*** Dataset
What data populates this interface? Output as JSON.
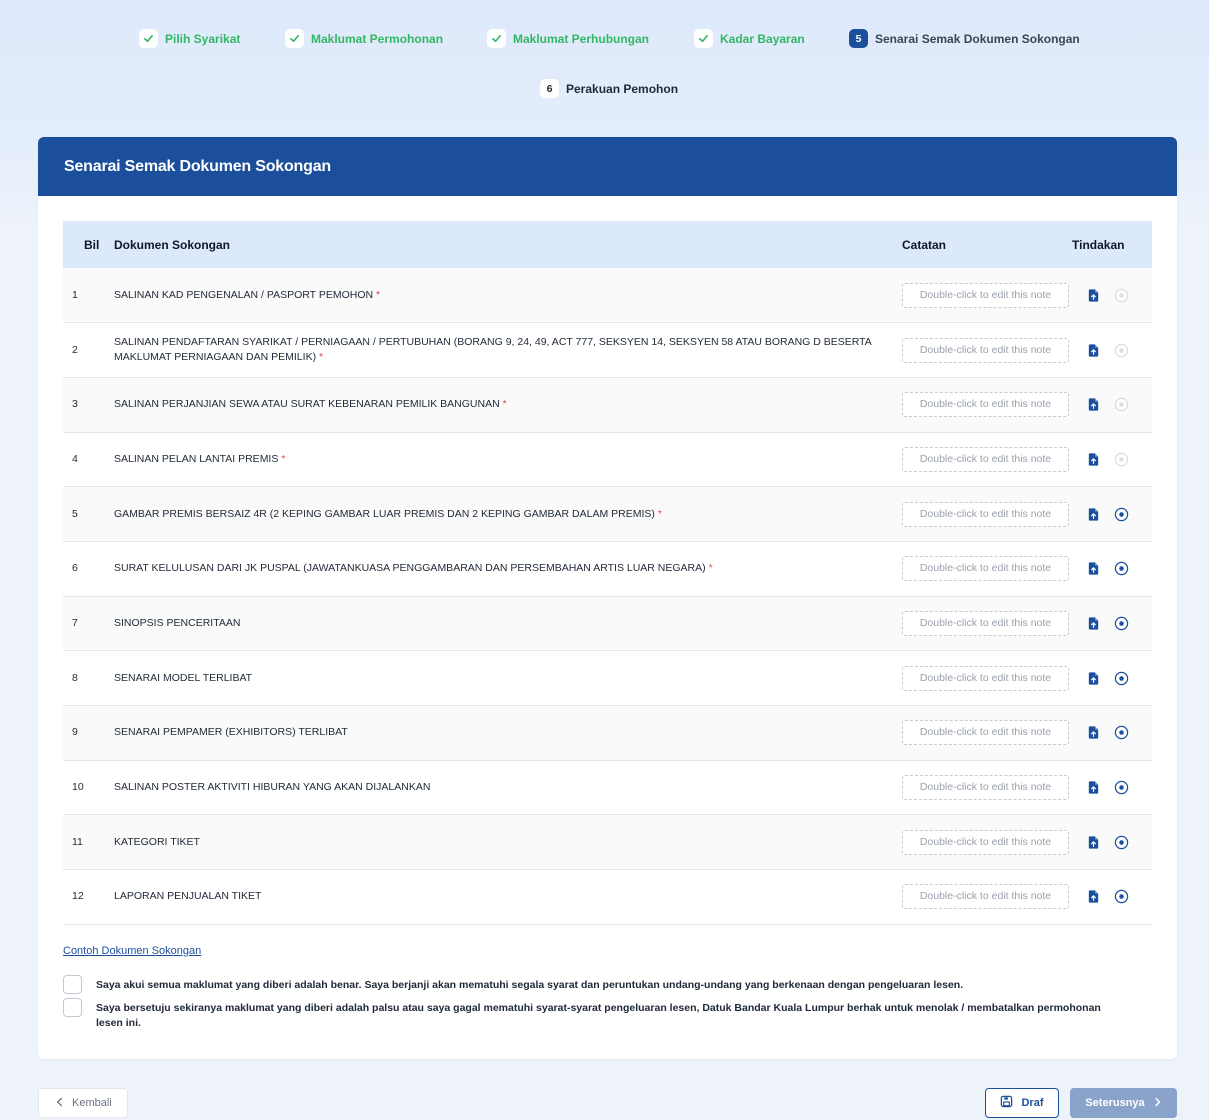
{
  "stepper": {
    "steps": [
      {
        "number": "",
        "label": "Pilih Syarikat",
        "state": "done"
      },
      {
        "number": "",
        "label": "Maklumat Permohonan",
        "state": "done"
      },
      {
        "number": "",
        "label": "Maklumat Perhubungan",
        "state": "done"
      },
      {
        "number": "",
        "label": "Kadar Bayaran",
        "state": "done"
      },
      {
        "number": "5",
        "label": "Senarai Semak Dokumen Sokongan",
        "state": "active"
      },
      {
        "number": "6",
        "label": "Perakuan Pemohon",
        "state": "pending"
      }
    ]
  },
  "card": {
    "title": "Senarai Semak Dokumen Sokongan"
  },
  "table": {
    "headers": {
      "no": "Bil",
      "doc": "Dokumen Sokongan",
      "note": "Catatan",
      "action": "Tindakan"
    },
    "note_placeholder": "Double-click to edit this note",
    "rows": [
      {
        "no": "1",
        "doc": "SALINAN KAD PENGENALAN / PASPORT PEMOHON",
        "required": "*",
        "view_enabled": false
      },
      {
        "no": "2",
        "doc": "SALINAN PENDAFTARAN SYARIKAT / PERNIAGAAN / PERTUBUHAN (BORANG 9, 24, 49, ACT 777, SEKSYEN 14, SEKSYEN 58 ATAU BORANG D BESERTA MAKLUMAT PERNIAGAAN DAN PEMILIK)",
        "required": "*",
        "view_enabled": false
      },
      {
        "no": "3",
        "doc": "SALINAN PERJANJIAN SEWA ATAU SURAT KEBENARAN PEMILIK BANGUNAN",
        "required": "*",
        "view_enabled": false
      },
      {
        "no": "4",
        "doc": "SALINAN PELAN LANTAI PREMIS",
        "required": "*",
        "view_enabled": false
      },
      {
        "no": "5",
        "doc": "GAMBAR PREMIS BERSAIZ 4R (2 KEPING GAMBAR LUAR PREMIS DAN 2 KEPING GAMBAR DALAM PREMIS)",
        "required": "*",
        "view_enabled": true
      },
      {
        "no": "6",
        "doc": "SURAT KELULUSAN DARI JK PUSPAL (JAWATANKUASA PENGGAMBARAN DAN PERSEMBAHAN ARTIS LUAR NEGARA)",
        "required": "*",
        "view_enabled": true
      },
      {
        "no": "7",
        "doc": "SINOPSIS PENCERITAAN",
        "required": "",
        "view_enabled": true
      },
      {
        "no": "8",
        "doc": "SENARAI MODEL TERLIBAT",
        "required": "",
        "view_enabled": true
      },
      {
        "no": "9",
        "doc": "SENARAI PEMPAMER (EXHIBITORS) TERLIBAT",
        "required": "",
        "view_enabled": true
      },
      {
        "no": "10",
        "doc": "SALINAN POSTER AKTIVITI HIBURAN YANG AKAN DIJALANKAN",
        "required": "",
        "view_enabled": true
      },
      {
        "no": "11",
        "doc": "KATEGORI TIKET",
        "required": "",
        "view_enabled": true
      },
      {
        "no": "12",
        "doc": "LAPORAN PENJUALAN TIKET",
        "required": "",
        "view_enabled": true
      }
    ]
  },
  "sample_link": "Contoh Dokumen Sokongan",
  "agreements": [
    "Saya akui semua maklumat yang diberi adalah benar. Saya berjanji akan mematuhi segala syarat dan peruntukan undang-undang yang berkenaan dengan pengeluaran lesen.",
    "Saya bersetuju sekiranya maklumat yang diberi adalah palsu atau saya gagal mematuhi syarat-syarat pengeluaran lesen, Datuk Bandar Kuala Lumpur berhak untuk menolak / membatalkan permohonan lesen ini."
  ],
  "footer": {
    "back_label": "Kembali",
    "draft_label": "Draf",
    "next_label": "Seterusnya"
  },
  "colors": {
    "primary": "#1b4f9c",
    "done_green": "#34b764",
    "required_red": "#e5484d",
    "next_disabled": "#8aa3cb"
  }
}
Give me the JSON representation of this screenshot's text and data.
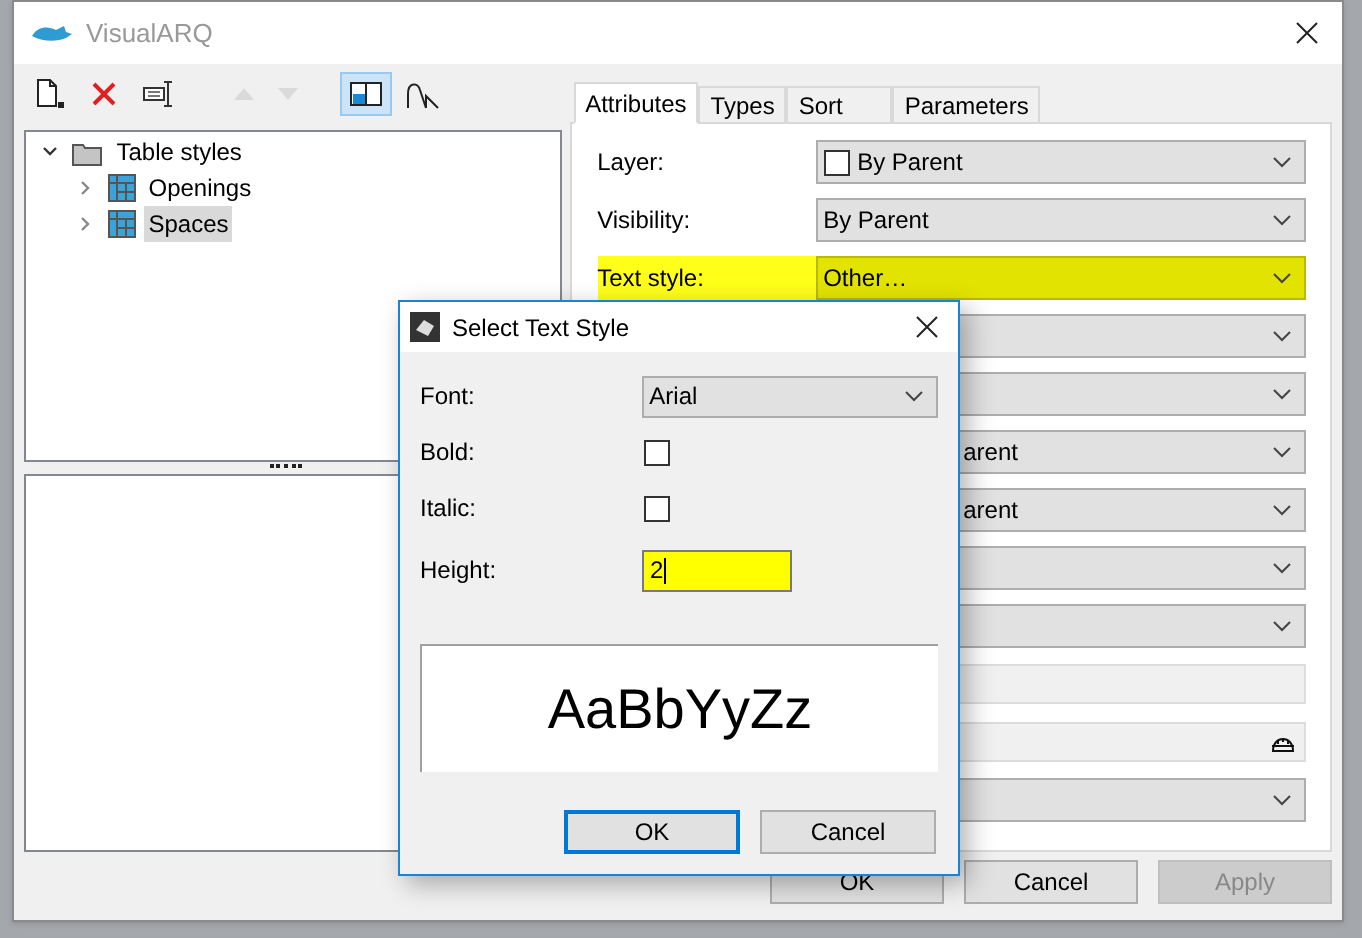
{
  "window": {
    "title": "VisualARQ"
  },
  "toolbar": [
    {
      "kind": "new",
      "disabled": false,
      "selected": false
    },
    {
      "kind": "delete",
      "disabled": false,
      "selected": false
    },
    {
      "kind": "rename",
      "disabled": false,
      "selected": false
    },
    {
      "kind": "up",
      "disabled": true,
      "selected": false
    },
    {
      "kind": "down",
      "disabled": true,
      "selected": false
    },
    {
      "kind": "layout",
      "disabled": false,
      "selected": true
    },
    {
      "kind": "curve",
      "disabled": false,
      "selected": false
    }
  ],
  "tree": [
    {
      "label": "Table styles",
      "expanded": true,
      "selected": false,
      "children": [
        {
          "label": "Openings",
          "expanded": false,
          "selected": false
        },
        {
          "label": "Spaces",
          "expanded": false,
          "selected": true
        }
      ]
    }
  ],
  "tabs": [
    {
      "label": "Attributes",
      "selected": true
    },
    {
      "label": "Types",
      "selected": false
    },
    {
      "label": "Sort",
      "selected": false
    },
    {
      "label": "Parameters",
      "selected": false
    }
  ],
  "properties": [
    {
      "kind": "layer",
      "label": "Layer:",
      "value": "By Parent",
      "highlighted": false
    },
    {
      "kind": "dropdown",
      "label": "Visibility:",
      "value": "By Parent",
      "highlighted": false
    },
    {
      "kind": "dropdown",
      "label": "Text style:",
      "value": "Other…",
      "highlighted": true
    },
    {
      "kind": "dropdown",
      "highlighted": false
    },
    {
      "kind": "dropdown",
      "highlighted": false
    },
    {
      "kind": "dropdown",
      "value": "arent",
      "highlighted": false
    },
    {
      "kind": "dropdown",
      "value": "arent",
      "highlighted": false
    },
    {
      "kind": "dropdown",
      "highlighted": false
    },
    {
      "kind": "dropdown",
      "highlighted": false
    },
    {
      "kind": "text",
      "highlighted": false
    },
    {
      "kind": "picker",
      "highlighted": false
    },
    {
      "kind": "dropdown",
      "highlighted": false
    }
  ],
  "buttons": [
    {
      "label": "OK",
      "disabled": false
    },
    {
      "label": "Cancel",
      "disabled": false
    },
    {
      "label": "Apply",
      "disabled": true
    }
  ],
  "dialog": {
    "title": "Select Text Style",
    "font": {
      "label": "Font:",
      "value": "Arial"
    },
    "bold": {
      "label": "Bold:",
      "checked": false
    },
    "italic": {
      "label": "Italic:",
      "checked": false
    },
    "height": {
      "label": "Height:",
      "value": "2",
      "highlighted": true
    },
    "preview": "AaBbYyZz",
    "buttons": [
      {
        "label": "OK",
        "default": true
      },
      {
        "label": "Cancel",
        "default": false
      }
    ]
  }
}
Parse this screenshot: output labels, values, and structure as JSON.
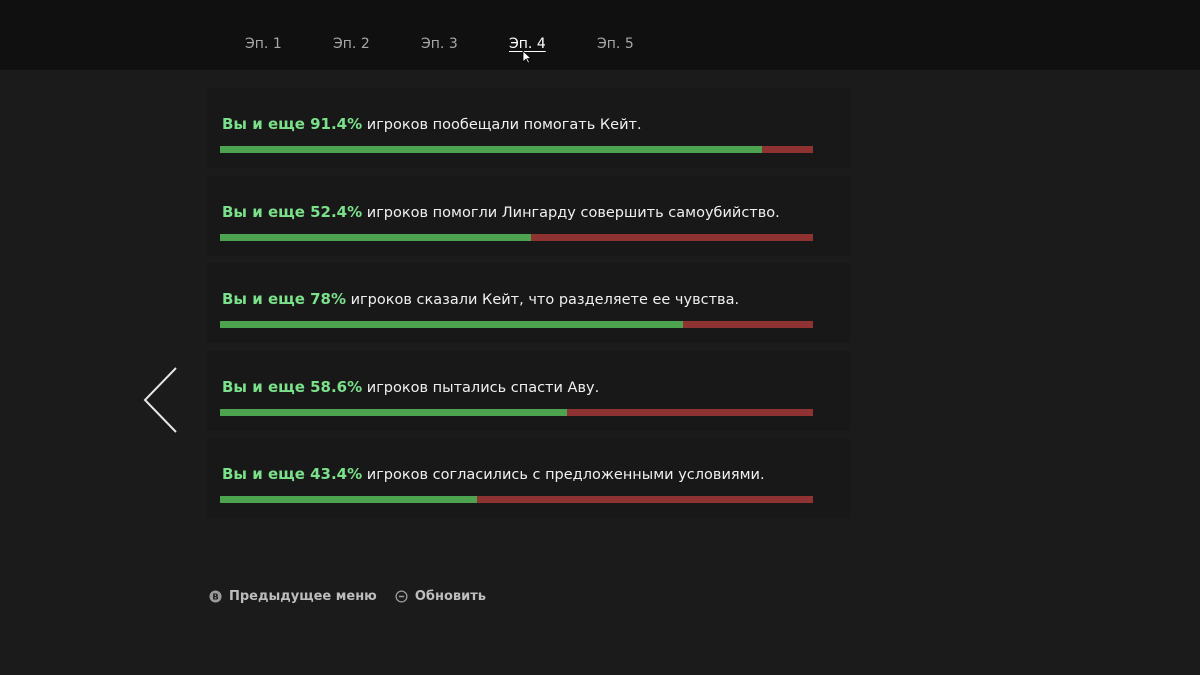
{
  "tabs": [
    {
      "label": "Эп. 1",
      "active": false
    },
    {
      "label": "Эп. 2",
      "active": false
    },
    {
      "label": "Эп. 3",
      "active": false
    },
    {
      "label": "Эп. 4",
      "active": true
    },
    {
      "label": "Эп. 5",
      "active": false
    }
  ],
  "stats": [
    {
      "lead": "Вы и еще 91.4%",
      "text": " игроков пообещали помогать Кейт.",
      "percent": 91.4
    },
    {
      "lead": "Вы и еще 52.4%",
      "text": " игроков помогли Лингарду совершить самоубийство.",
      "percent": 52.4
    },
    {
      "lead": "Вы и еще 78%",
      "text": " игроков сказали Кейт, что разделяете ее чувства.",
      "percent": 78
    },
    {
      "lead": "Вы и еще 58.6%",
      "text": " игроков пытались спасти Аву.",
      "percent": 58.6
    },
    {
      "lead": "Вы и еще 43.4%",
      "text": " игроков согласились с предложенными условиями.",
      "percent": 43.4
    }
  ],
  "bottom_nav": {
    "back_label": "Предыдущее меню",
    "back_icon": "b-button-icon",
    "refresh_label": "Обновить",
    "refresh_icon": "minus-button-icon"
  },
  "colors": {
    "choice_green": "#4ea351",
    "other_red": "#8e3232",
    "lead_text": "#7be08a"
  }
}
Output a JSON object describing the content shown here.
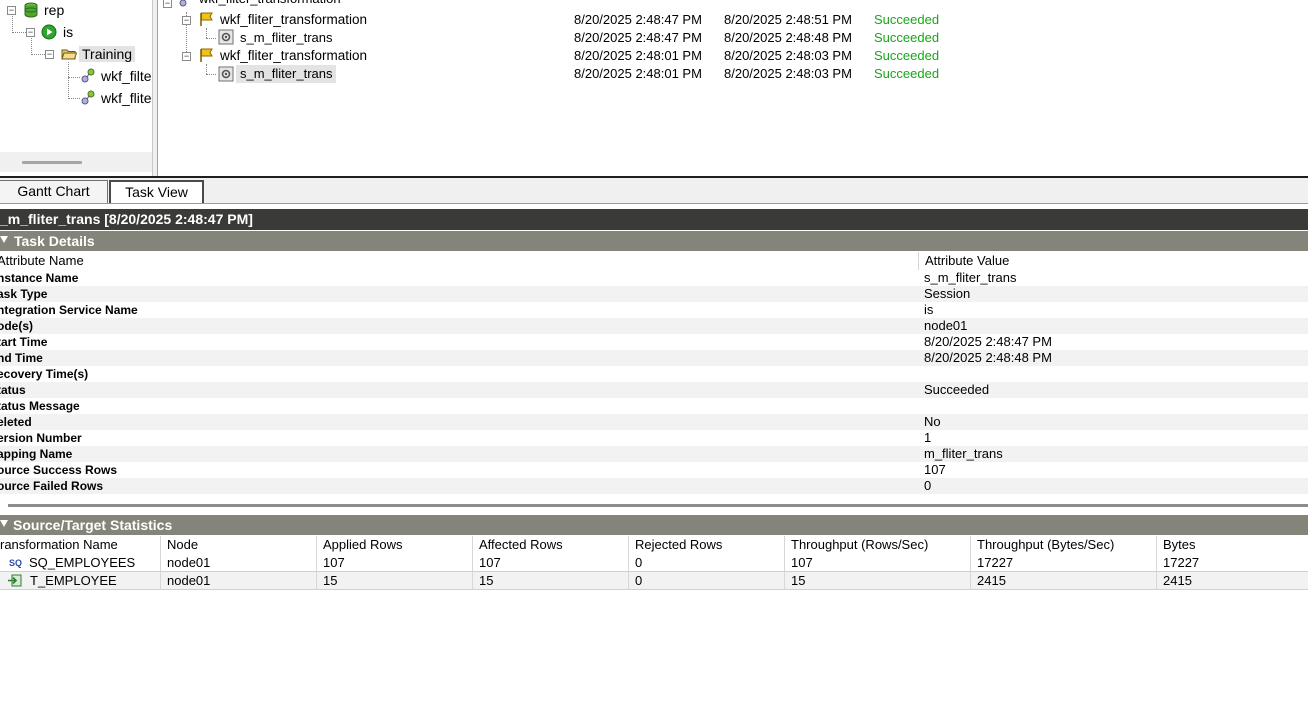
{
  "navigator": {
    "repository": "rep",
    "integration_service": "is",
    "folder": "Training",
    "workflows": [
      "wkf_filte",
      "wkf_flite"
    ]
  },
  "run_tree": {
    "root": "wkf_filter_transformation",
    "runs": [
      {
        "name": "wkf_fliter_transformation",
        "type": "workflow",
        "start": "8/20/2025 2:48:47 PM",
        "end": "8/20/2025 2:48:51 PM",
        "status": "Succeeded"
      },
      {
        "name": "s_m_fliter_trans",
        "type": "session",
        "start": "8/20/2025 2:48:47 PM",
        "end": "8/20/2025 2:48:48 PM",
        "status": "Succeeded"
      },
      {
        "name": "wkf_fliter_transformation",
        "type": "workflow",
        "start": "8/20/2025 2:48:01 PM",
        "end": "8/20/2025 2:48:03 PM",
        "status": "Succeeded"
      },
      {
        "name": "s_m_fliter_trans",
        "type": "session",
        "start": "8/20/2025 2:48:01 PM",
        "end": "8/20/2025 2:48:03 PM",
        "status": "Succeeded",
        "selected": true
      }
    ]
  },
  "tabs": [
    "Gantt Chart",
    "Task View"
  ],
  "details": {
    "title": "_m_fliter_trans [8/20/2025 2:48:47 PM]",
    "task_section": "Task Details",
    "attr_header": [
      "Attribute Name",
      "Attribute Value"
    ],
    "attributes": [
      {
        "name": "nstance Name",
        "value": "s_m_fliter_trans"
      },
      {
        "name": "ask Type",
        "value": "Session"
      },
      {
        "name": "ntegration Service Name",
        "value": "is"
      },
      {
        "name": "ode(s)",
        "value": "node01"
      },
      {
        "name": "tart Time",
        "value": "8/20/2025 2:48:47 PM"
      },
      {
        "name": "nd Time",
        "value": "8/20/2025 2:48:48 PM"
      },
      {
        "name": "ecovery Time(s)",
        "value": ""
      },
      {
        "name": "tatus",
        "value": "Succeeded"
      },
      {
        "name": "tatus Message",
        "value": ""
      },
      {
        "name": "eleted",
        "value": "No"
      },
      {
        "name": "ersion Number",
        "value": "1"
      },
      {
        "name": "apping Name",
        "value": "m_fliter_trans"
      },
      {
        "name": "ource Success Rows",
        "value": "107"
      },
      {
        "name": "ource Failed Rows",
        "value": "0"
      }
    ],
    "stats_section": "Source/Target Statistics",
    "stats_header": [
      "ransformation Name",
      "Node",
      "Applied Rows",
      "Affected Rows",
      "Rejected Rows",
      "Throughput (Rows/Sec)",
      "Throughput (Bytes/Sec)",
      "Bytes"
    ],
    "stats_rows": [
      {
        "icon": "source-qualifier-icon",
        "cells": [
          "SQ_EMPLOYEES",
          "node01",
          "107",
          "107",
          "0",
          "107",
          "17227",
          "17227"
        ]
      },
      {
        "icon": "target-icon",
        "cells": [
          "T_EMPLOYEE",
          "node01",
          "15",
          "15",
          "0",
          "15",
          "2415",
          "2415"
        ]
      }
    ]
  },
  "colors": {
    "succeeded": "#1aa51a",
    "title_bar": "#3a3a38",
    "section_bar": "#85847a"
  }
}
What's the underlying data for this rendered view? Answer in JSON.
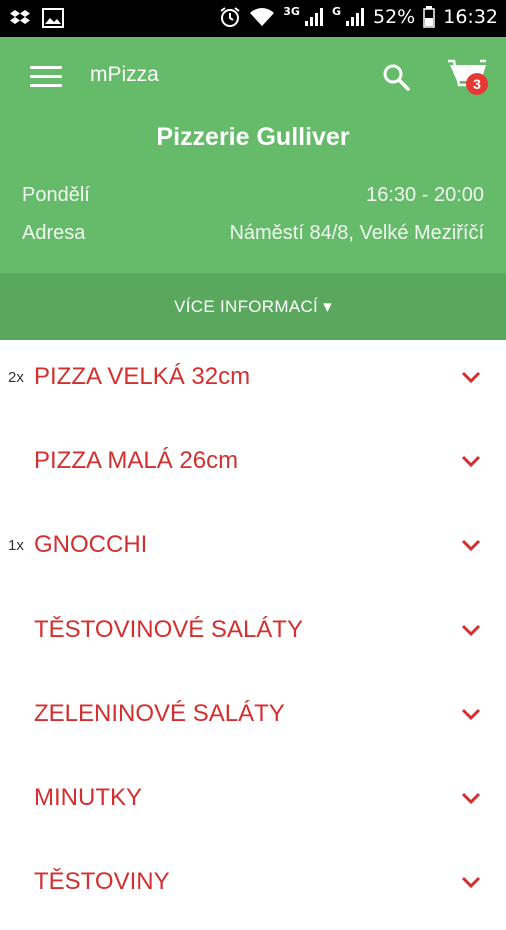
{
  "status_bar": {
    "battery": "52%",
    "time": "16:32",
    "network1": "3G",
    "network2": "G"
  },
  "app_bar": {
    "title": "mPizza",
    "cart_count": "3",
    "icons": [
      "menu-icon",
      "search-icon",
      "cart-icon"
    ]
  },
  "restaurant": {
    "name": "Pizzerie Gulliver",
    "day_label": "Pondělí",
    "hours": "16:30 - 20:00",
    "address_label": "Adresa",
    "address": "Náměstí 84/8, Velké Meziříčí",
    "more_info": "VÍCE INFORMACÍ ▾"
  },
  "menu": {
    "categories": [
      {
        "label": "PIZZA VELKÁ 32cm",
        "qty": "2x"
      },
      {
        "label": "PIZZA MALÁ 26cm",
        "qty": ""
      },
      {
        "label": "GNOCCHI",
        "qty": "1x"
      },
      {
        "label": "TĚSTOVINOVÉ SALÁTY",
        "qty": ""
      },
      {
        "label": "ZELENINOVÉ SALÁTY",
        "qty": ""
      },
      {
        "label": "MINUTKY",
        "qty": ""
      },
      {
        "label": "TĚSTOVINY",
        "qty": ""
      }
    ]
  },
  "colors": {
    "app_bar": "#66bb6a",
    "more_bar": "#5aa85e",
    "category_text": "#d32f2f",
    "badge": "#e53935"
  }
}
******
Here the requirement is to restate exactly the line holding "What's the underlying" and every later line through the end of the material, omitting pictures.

#### [Response area]
What's the underlying data for this rendered view? Answer in JSON.
{
  "status_bar": {
    "battery": "52%",
    "time": "16:32",
    "network1": "3G",
    "network2": "G"
  },
  "app_bar": {
    "title": "mPizza",
    "cart_count": "3",
    "icons": [
      "menu-icon",
      "search-icon",
      "cart-icon"
    ]
  },
  "restaurant": {
    "name": "Pizzerie Gulliver",
    "day_label": "Pondělí",
    "hours": "16:30 - 20:00",
    "address_label": "Adresa",
    "address": "Náměstí 84/8, Velké Meziříčí",
    "more_info": "VÍCE INFORMACÍ ▾"
  },
  "menu": {
    "categories": [
      {
        "label": "PIZZA VELKÁ 32cm",
        "qty": "2x"
      },
      {
        "label": "PIZZA MALÁ 26cm",
        "qty": ""
      },
      {
        "label": "GNOCCHI",
        "qty": "1x"
      },
      {
        "label": "TĚSTOVINOVÉ SALÁTY",
        "qty": ""
      },
      {
        "label": "ZELENINOVÉ SALÁTY",
        "qty": ""
      },
      {
        "label": "MINUTKY",
        "qty": ""
      },
      {
        "label": "TĚSTOVINY",
        "qty": ""
      }
    ]
  },
  "colors": {
    "app_bar": "#66bb6a",
    "more_bar": "#5aa85e",
    "category_text": "#d32f2f",
    "badge": "#e53935"
  }
}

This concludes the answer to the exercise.